Prenatal care is specialized medical attention for pregnant women. While each woman's needs are different, prenatal care generally includes monthly appointments to track your health and your baby’s growth during pregnancy.
Regular prenatal care is one of the best ways to ensure a healthy pregnancy and a healthy baby. Your appointments give you the opportunity to ask questions, learn more about pregnancy, and prepare for your baby’s arrival.
As a leading OB/GYN in Rhode Island, A. Michael Coppa, MD, specializes in comprehensive pregnancy care. He and our team get lots of questions from women who are pregnant or trying to become pregnant.
Today, we’re taking a closer look at some of the most common myths (and facts) we hear.
It’s true that you should schedule your first prenatal appointment as soon as you find out that you’re pregnant. But does prenatal care really only start after you get a positive pregnancy test?
You don’t have to wait until you’re pregnant to start taking better care of your body.
We offer pre-pregnancy (preconception) care for women who are planning to start a family or who are actively trying to get pregnant. Care can include improving your own health, increasing fertility, and even starting to take prenatal vitamins.
At your first prenatal appointment, we estimate your due date. Finding out your due date is very exciting, and it helps the pregnancy seem more real for many couples. But there’s no guarantee your baby will be born on your due date.
We calculate your due date from the first day of your last menstrual period. It’s generally 40 weeks after that date, but pregnancies are considered full term starting at week 37. It’s possible to deliver a full-term baby anytime during weeks 37-42.
Morning sickness is characterized by nausea and vomiting, and it’s a classic symptom of early pregnancy. The name implies that morning sickness tapers off later in the day, but that’s not always the case.
About 70% of women experience morning sickness during early pregnancy. Unfortunately for many, the symptoms of morning sickness last all day long. The good news is that it typically improves during the second trimester.
Eating for two is a common phrase heard during pregnancy. It means that because you’re growing a baby, you need to eat twice as much food as usual during pregnancy, but is it really necessary?
The truth is that you may not need to increase your food intake during the majority of your pregnancy. Dr. Coppa gives you specific recommendations based on your weight and health, but in general, you may only need to eat about 500 more calories per day during your third trimester.
As always, what you eat matters. Choose nutritious, healthy foods to fuel yourself and your baby.
If you’re trying to get pregnant or you recently found out that you’re expecting, now is the time to establish prenatal care.

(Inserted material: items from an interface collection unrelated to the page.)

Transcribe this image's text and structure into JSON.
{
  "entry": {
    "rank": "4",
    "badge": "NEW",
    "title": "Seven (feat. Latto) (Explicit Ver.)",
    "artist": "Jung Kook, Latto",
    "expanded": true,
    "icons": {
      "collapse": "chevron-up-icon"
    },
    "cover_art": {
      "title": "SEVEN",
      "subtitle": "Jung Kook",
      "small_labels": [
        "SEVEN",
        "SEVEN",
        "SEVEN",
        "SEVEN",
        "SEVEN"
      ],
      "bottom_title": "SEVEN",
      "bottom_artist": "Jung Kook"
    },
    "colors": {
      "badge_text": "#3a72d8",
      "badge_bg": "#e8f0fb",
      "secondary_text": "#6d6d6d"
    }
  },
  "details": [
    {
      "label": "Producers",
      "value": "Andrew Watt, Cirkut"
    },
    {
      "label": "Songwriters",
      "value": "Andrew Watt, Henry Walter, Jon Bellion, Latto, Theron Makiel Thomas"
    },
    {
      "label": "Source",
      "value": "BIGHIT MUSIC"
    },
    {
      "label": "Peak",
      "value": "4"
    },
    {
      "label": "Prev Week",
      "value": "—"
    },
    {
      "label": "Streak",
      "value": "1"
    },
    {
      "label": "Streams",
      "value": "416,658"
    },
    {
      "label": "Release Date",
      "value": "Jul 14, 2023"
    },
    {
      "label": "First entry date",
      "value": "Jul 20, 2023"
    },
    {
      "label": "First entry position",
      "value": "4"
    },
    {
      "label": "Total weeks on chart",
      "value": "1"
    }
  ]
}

Contact us by phone or request your first appointment online to get started today. We have offices in Cranston, Providence, and Smithfield, Rhode Island.